Or, Entrepreneurship in the United States is in Decline, Part IV.
Those that keep up with my blog have read a few pieces about this disastrous trend here, and now we’ve got further evidence, of just how bad it really is.
New businesses start-ups are down from 15% of the economy 20 years ago – all the way down to 8% today. That’s a nasty stat.
Small and medium size businesses are paying twice the corporate tax rate of large corporations. That’s an even nastier stat.
Regulations and government financing programs tilt the playing field even more dramatically in favor of large and older businesses. Unfortunately larger size and older businesses are the very same ones that don’t create new jobs. Now we get more data demonstrating that small size businesses also have had a tough time getting loans, since 2008!
According to the Federal Deposit Insurance Corp (FDIC) banks held only $585 billion in loans to small businesses, up 1% from last September. Sound good? Not really, since that number is still 18% less than the peak of $711 billion in 2008.
That’s right, the total amount loaned out right now to the small business community is still below the levels at the beginning of this economic debacle. Another way of looking at that number is that the small business community, badly in need of credit, after struggling through 6 years of an undeclared Depression, has $125 Billion less in loans on the books.
It’s not just the amount of money available to small businesses that has declined.
The total number of loans for $1 million — or less — held by banks is down 14% to 23.5 million since 2008. Translation? In one third of the nation; small-business lending remains below 2005 levels. That was almost 10 years ago. Ten years is a long time for a large economy not to make any progress. That last estimate isn’t mine; it’s from PayNet Inc., a Skokie, Ill., tracker of loans by banks, corporations and alternative lenders such as finance companies.
Lending itself, to all size businesses combined — did not contract — in fact it rose by 9% since 2008. So, large businesses and medium size businesses, have been able to borrow over $500 billion extra to expand, survive, and have received the additional credit to do all that, while simultaneously, the small business community has been starved for capital by a more than a $100 billion reduction in available credit. If that seems really stupid to you, it’s because it is.
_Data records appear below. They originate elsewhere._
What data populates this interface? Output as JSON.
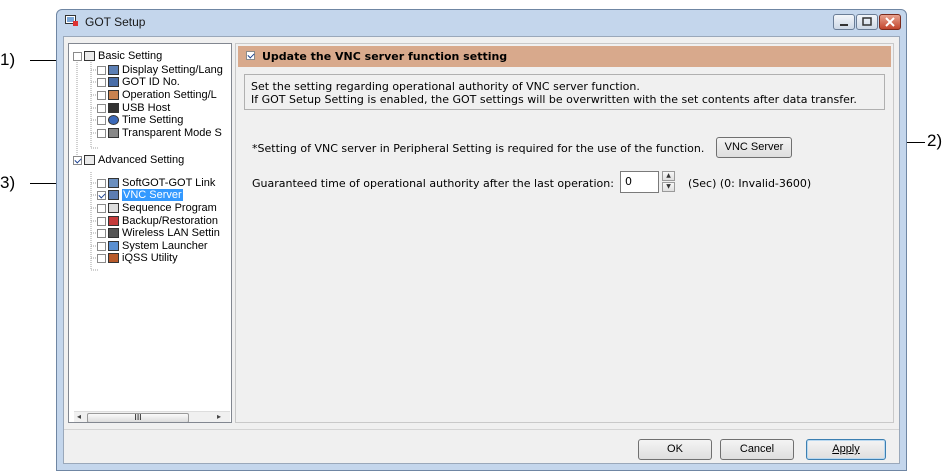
{
  "callouts": {
    "c1": "1)",
    "c2": "2)",
    "c3": "3)"
  },
  "window": {
    "title": "GOT Setup",
    "icon": "got-setup-icon"
  },
  "tree": {
    "items": [
      {
        "label": "Basic Setting",
        "icon": "basic-setting-icon",
        "checked": false
      },
      {
        "label": "Display Setting/Lang",
        "icon": "display-icon",
        "checked": false
      },
      {
        "label": "GOT ID No.",
        "icon": "id-icon",
        "checked": false
      },
      {
        "label": "Operation Setting/L",
        "icon": "operation-icon",
        "checked": false
      },
      {
        "label": "USB Host",
        "icon": "usb-icon",
        "checked": false
      },
      {
        "label": "Time Setting",
        "icon": "clock-icon",
        "checked": false
      },
      {
        "label": "Transparent Mode S",
        "icon": "transparent-icon",
        "checked": false
      },
      {
        "label": "Advanced Setting",
        "icon": "advanced-setting-icon",
        "checked": true
      },
      {
        "label": "SoftGOT-GOT Link",
        "icon": "link-icon",
        "checked": false
      },
      {
        "label": "VNC Server",
        "icon": "vnc-icon",
        "checked": true,
        "selected": true
      },
      {
        "label": "Sequence Program",
        "icon": "sequence-icon",
        "checked": false
      },
      {
        "label": "Backup/Restoration",
        "icon": "backup-icon",
        "checked": false
      },
      {
        "label": "Wireless LAN Settin",
        "icon": "wireless-icon",
        "checked": false
      },
      {
        "label": "System Launcher",
        "icon": "launcher-icon",
        "checked": false
      },
      {
        "label": "iQSS Utility",
        "icon": "iqss-icon",
        "checked": false
      }
    ],
    "scroll_left": "◂",
    "scroll_right": "▸",
    "scroll_thumb": "III"
  },
  "panel": {
    "header_label": "Update the VNC server function setting",
    "info_line1": "Set the setting regarding operational authority of VNC server function.",
    "info_line2": "If GOT Setup Setting is enabled, the GOT settings will be overwritten with the set contents after data transfer.",
    "note": "*Setting of VNC server in Peripheral Setting is required for the use of the function.",
    "vnc_button": "VNC Server",
    "guaranteed_label": "Guaranteed time of operational authority after the last operation:",
    "guaranteed_value": "0",
    "guaranteed_range": "(Sec) (0: Invalid-3600)"
  },
  "footer": {
    "ok": "OK",
    "cancel": "Cancel",
    "apply": "Apply"
  }
}
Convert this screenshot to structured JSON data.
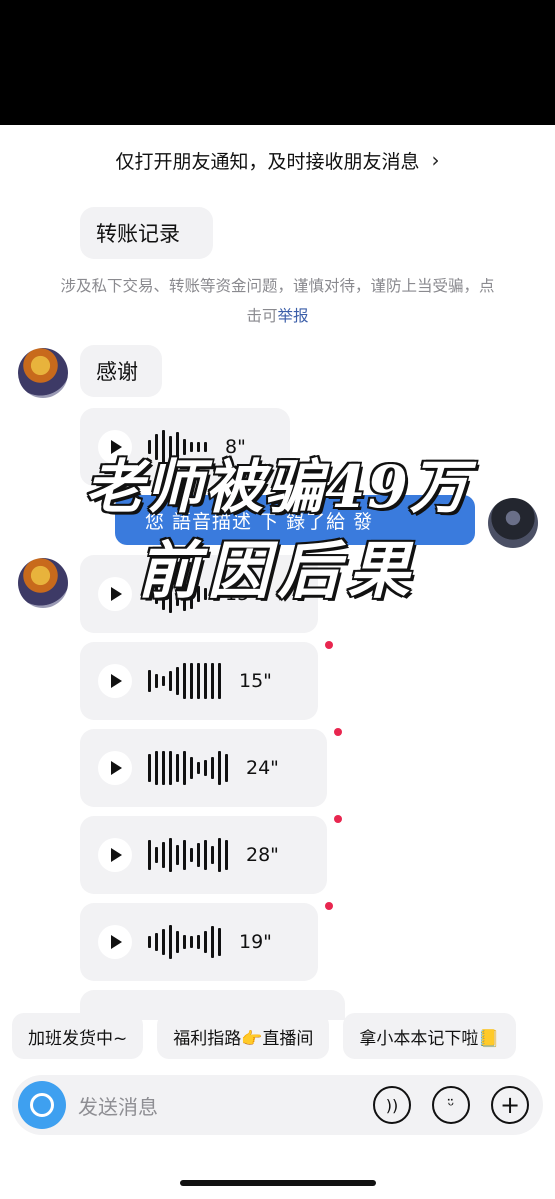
{
  "notify": {
    "text": "仅打开朋友通知，及时接收朋友消息",
    "chevron": "›"
  },
  "messages": {
    "transfer_record": "转账记录",
    "warning_text": "涉及私下交易、转账等资金问题，谨慎对待，谨防上当受骗，点击可",
    "warning_link": "举报",
    "thanks": "感谢",
    "blue_text": "您 語音描述 下 錄了給 發"
  },
  "voice_messages": [
    {
      "duration": "8\""
    },
    {
      "duration": "15\""
    },
    {
      "duration": "15\""
    },
    {
      "duration": "24\""
    },
    {
      "duration": "28\""
    },
    {
      "duration": "19\""
    }
  ],
  "overlay": {
    "line1": "老师被骗49万",
    "line2": "前因后果"
  },
  "quick_replies": [
    "加班发货中~",
    "福利指路👉直播间",
    "拿小本本记下啦📒"
  ],
  "input": {
    "placeholder": "发送消息"
  },
  "icons": {
    "camera": "camera-icon",
    "voice": "voice-icon",
    "emoji": "emoji-icon",
    "plus": "plus-icon"
  },
  "colors": {
    "accent_blue": "#3ea0f0",
    "unread_dot": "#e8264f",
    "blue_bubble": "#3a7bdd"
  }
}
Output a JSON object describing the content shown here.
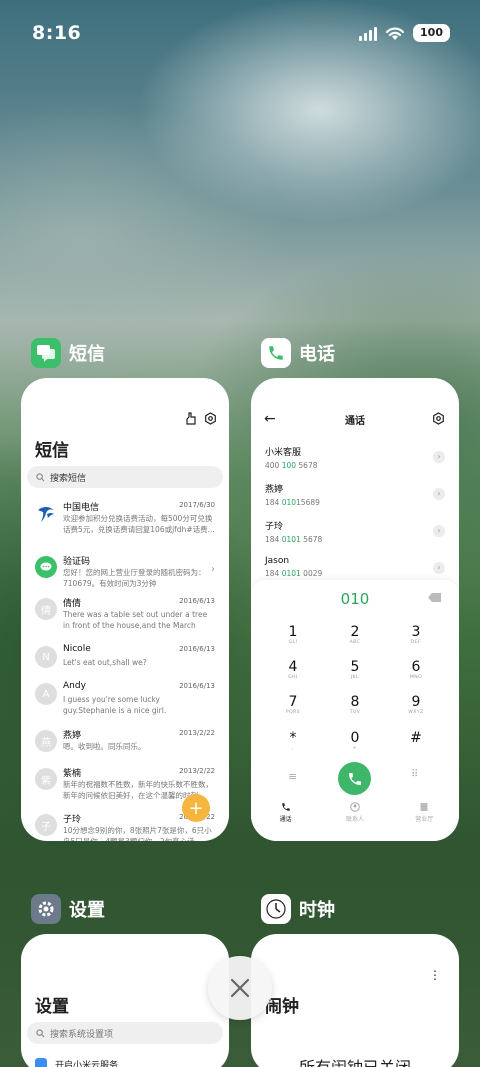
{
  "status_bar": {
    "time": "8:16",
    "battery": "100"
  },
  "apps": {
    "sms": {
      "label": "短信",
      "title": "短信",
      "search_placeholder": "搜索短信",
      "messages": [
        {
          "name": "中国电信",
          "date": "2017/6/30",
          "snippet": "欢迎参加积分兑换话费活动，每500分可兑换话费5元，兑换话费请回复106或jfdh#话费..."
        },
        {
          "name": "验证码",
          "date": "",
          "snippet": "您好！您的网上营业厅登录的随机密码为：710679。有效时间为3分钟"
        },
        {
          "name": "倩倩",
          "date": "2016/6/13",
          "snippet": "There was a table set out under a tree in front of the house,and the March Hare an..."
        },
        {
          "name": "Nicole",
          "date": "2016/6/13",
          "snippet": "Let's eat out,shall we?"
        },
        {
          "name": "Andy",
          "date": "2016/6/13",
          "snippet": "I guess you're some lucky guy.Stephanie is a nice girl."
        },
        {
          "name": "燕婷",
          "date": "2013/2/22",
          "snippet": "嗯。收到啦。同乐同乐。"
        },
        {
          "name": "紫楠",
          "date": "2013/2/22",
          "snippet": "新年的祝福数不胜数，新年的快乐数不胜数，新年的问候依旧美好，在这个温馨的时刻..."
        },
        {
          "name": "子玲",
          "date": "2013/2/22",
          "snippet": "10分想念9别的你，8张照片7张是你，6只小鸟5只是你，4颗星3颗归你，2句真心话..."
        }
      ],
      "avatar_letters": [
        "倩",
        "N",
        "A",
        "燕",
        "紫",
        "子"
      ]
    },
    "phone": {
      "label": "电话",
      "title": "通话",
      "contacts": [
        {
          "name": "小米客服",
          "num_a": "400 ",
          "num_b": "100",
          "num_c": " 5678"
        },
        {
          "name": "燕婷",
          "num_a": "184 ",
          "num_b": "010",
          "num_c": "15689"
        },
        {
          "name": "子玲",
          "num_a": "184 ",
          "num_b": "0101",
          "num_c": " 5678"
        },
        {
          "name": "Jason",
          "num_a": "184 ",
          "num_b": "0101",
          "num_c": " 0029"
        }
      ],
      "dialed": "010",
      "keys": [
        {
          "d": "1",
          "l": "GLI"
        },
        {
          "d": "2",
          "l": "ABC"
        },
        {
          "d": "3",
          "l": "DEF"
        },
        {
          "d": "4",
          "l": "GHI"
        },
        {
          "d": "5",
          "l": "JKL"
        },
        {
          "d": "6",
          "l": "MNO"
        },
        {
          "d": "7",
          "l": "PQRS"
        },
        {
          "d": "8",
          "l": "TUV"
        },
        {
          "d": "9",
          "l": "WXYZ"
        },
        {
          "d": "*",
          "l": ","
        },
        {
          "d": "0",
          "l": "+"
        },
        {
          "d": "#",
          "l": ""
        }
      ],
      "tabs": [
        "通话",
        "联系人",
        "营业厅"
      ]
    },
    "settings": {
      "label": "设置",
      "title": "设置",
      "search_placeholder": "搜索系统设置项",
      "first_item": "开启小米云服务"
    },
    "clock": {
      "label": "时钟",
      "title": "闹钟",
      "message": "所有闹钟已关闭"
    }
  },
  "colors": {
    "accent_green": "#2aa55a",
    "fab_orange": "#f6b53c"
  }
}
The government is in control of this process and they’ve done a terrible job of protecting the most important segment of the economy; the part that creates new jobs, new corporations, new business models, and introduces the most innovation at the consumer level.
That innovation and accompanying increase in marginal productivity is the source of eventual prosperity for all.
Shame on the Federal Reserve, Wall Street, the White House, and Congress, America’s small business owners don’t deserve this treatment, and hurting them, has hurt us all.